### [What is expected]
Each line of the material must be reproduced exactly; pictures stay out.
Source records Start Marker
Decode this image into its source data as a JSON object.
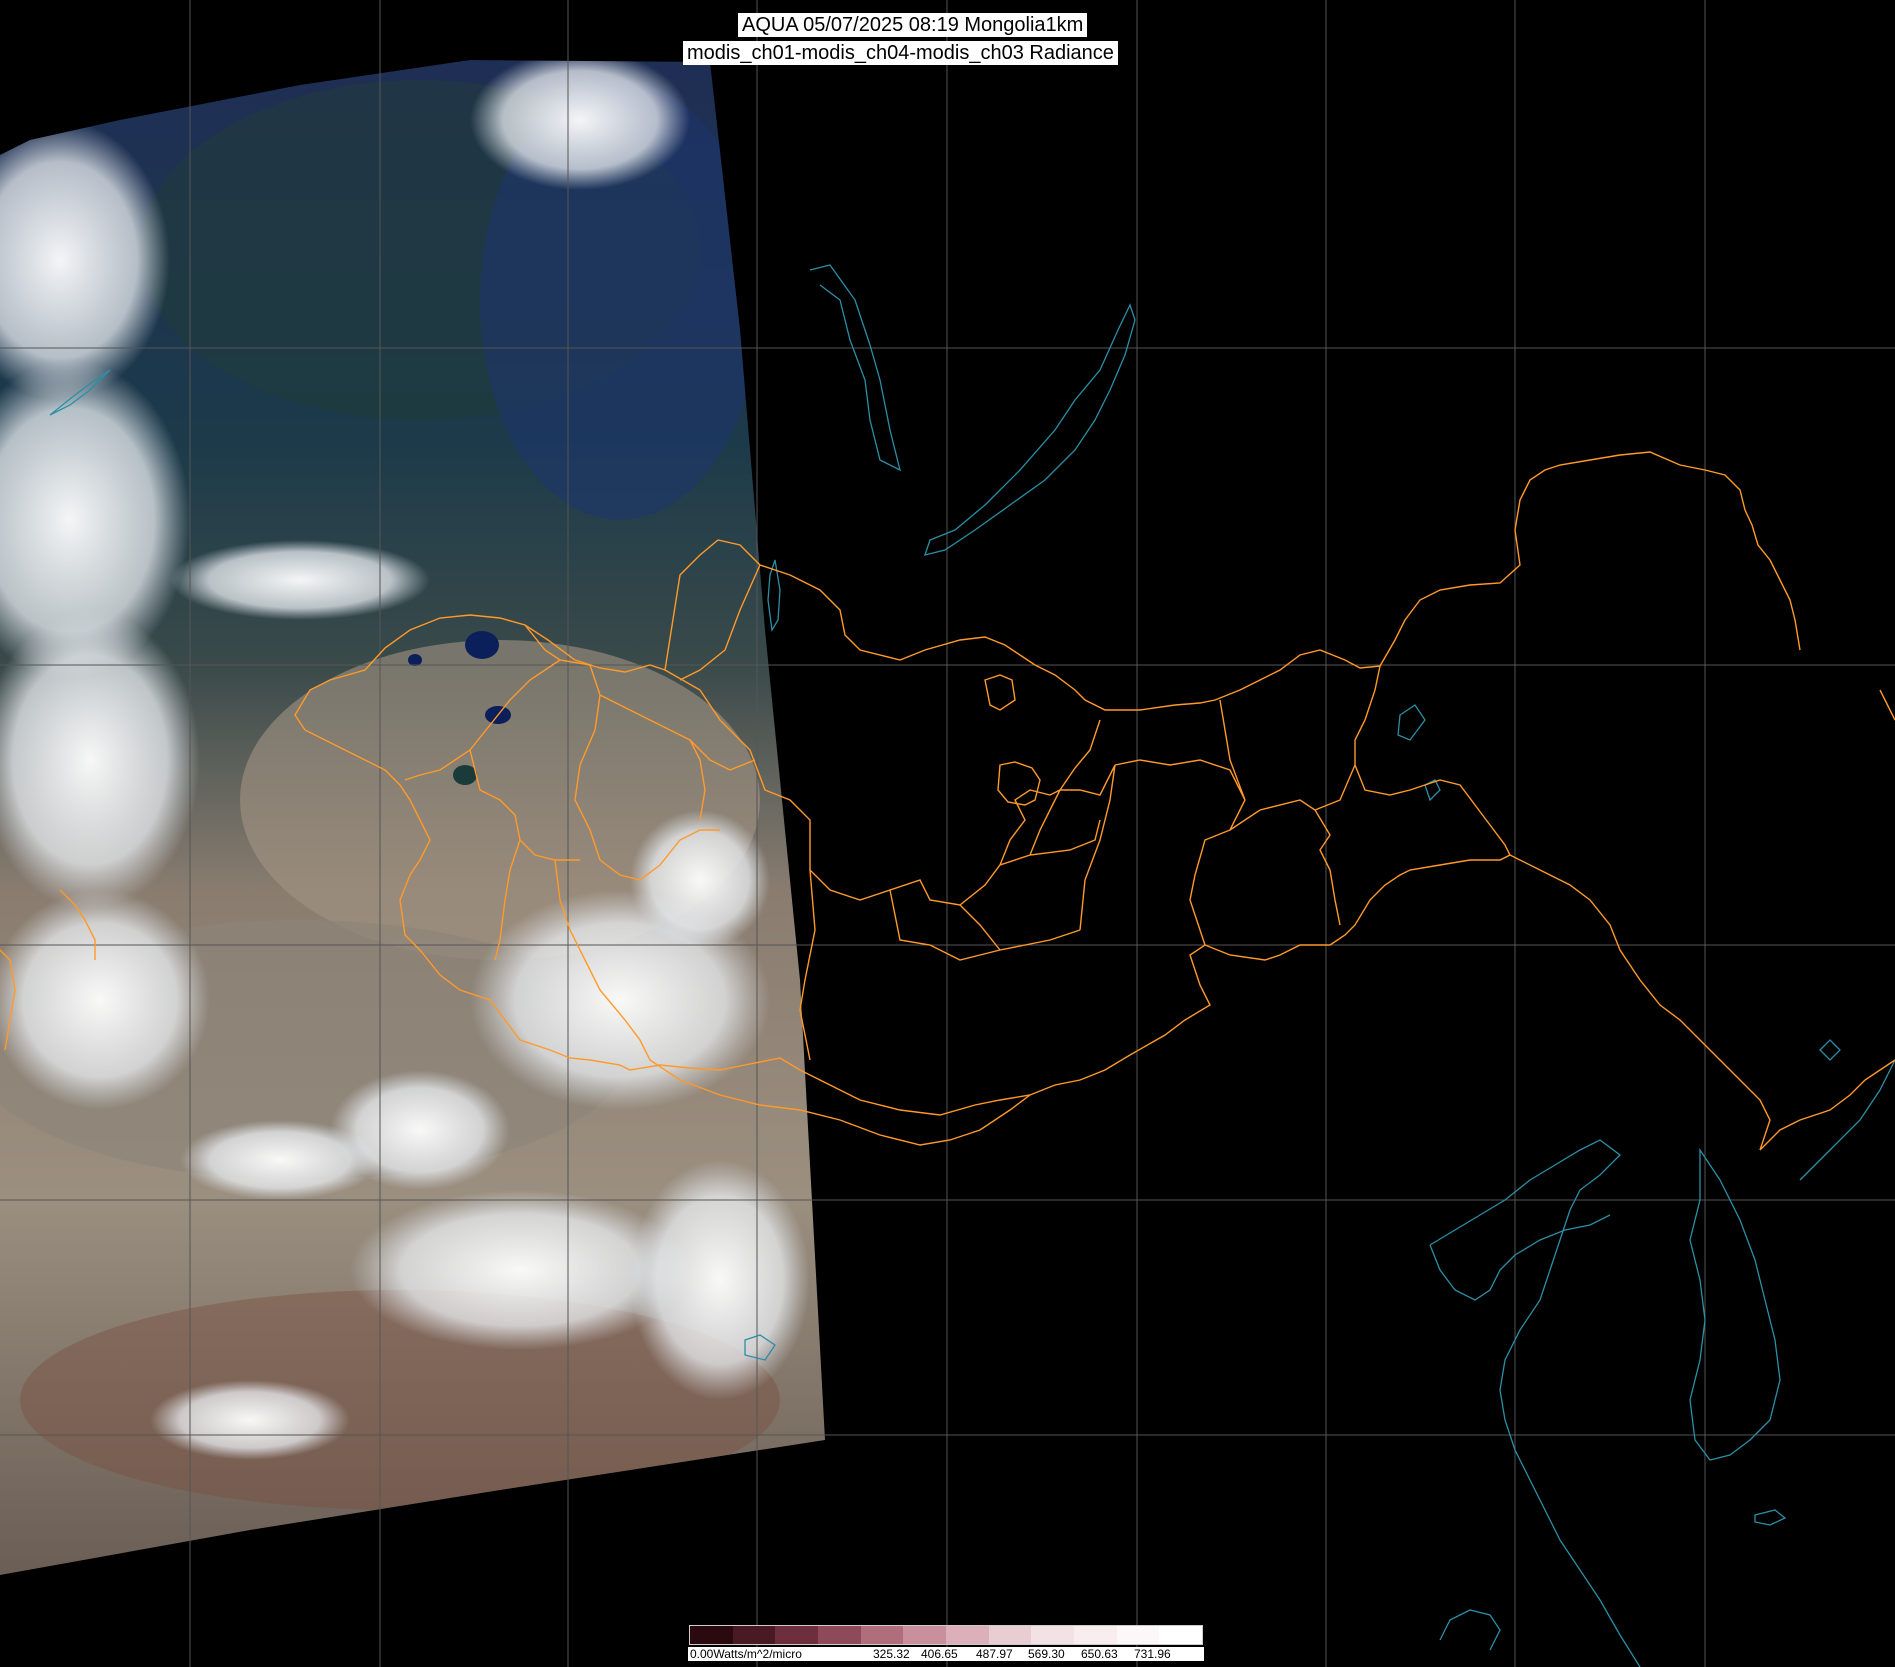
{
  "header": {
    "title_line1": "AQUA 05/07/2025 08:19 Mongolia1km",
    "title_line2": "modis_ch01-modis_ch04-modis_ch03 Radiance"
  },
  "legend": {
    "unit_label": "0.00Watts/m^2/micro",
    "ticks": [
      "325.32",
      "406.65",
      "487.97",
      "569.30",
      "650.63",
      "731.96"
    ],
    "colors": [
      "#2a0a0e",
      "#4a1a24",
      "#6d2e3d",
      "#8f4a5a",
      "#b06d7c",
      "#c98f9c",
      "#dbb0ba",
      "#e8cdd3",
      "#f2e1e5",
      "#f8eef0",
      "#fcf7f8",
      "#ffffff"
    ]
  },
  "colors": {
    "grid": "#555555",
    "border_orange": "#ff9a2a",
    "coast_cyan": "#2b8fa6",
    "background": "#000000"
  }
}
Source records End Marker
### [Completed task]
Decode this image into its source data as a JSON object.
{
  "header": {
    "title_line1": "AQUA 05/07/2025 08:19 Mongolia1km",
    "title_line2": "modis_ch01-modis_ch04-modis_ch03 Radiance"
  },
  "legend": {
    "unit_label": "0.00Watts/m^2/micro",
    "ticks": [
      "325.32",
      "406.65",
      "487.97",
      "569.30",
      "650.63",
      "731.96"
    ],
    "colors": [
      "#2a0a0e",
      "#4a1a24",
      "#6d2e3d",
      "#8f4a5a",
      "#b06d7c",
      "#c98f9c",
      "#dbb0ba",
      "#e8cdd3",
      "#f2e1e5",
      "#f8eef0",
      "#fcf7f8",
      "#ffffff"
    ]
  },
  "colors": {
    "grid": "#555555",
    "border_orange": "#ff9a2a",
    "coast_cyan": "#2b8fa6",
    "background": "#000000"
  }
}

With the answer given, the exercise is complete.